#### THE TASK
Without skipping anything, write out each record below exactly.

#### DATA SUPPLIED
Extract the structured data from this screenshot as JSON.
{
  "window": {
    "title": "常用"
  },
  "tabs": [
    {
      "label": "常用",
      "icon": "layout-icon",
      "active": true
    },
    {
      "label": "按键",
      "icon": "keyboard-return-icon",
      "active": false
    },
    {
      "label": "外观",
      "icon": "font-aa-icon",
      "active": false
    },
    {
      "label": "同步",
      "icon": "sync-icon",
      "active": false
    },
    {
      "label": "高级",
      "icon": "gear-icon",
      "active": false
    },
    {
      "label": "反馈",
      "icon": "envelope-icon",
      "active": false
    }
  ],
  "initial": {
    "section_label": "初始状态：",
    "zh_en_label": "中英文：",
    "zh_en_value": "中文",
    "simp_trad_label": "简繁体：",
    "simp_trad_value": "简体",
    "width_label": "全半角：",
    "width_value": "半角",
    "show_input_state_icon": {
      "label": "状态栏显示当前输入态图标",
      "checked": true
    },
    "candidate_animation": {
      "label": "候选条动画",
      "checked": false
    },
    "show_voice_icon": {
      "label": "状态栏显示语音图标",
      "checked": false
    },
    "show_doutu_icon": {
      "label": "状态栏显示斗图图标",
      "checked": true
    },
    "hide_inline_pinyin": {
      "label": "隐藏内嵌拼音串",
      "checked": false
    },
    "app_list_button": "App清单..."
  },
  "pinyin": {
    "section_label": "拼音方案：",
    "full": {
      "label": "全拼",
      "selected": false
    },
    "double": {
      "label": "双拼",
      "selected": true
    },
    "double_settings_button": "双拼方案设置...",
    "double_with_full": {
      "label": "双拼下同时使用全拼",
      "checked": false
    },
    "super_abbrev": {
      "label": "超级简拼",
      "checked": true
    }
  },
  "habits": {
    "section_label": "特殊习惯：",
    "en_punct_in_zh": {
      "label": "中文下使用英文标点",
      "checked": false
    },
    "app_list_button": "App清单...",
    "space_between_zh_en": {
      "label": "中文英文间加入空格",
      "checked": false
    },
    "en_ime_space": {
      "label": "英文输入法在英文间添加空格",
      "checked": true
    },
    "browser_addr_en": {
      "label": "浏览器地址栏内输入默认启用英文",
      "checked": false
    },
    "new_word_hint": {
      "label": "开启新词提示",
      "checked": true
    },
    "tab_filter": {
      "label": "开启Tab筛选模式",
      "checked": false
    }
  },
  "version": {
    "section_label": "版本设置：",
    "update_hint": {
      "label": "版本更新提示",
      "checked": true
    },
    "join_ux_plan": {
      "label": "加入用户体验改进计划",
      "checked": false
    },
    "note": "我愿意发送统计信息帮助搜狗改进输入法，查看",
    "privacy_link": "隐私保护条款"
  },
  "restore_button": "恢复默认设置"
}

#### WRITTEN ANSWER
Extract the structured data from this screenshot as JSON.
{
  "window": {
    "title": "常用"
  },
  "tabs": [
    {
      "label": "常用",
      "icon": "layout-icon",
      "active": true
    },
    {
      "label": "按键",
      "icon": "keyboard-return-icon",
      "active": false
    },
    {
      "label": "外观",
      "icon": "font-aa-icon",
      "active": false
    },
    {
      "label": "同步",
      "icon": "sync-icon",
      "active": false
    },
    {
      "label": "高级",
      "icon": "gear-icon",
      "active": false
    },
    {
      "label": "反馈",
      "icon": "envelope-icon",
      "active": false
    }
  ],
  "initial": {
    "section_label": "初始状态：",
    "zh_en_label": "中英文：",
    "zh_en_value": "中文",
    "simp_trad_label": "简繁体：",
    "simp_trad_value": "简体",
    "width_label": "全半角：",
    "width_value": "半角",
    "show_input_state_icon": {
      "label": "状态栏显示当前输入态图标",
      "checked": true
    },
    "candidate_animation": {
      "label": "候选条动画",
      "checked": false
    },
    "show_voice_icon": {
      "label": "状态栏显示语音图标",
      "checked": false
    },
    "show_doutu_icon": {
      "label": "状态栏显示斗图图标",
      "checked": true
    },
    "hide_inline_pinyin": {
      "label": "隐藏内嵌拼音串",
      "checked": false
    },
    "app_list_button": "App清单..."
  },
  "pinyin": {
    "section_label": "拼音方案：",
    "full": {
      "label": "全拼",
      "selected": false
    },
    "double": {
      "label": "双拼",
      "selected": true
    },
    "double_settings_button": "双拼方案设置...",
    "double_with_full": {
      "label": "双拼下同时使用全拼",
      "checked": false
    },
    "super_abbrev": {
      "label": "超级简拼",
      "checked": true
    }
  },
  "habits": {
    "section_label": "特殊习惯：",
    "en_punct_in_zh": {
      "label": "中文下使用英文标点",
      "checked": false
    },
    "app_list_button": "App清单...",
    "space_between_zh_en": {
      "label": "中文英文间加入空格",
      "checked": false
    },
    "en_ime_space": {
      "label": "英文输入法在英文间添加空格",
      "checked": true
    },
    "browser_addr_en": {
      "label": "浏览器地址栏内输入默认启用英文",
      "checked": false
    },
    "new_word_hint": {
      "label": "开启新词提示",
      "checked": true
    },
    "tab_filter": {
      "label": "开启Tab筛选模式",
      "checked": false
    }
  },
  "version": {
    "section_label": "版本设置：",
    "update_hint": {
      "label": "版本更新提示",
      "checked": true
    },
    "join_ux_plan": {
      "label": "加入用户体验改进计划",
      "checked": false
    },
    "note": "我愿意发送统计信息帮助搜狗改进输入法，查看",
    "privacy_link": "隐私保护条款"
  },
  "restore_button": "恢复默认设置"
}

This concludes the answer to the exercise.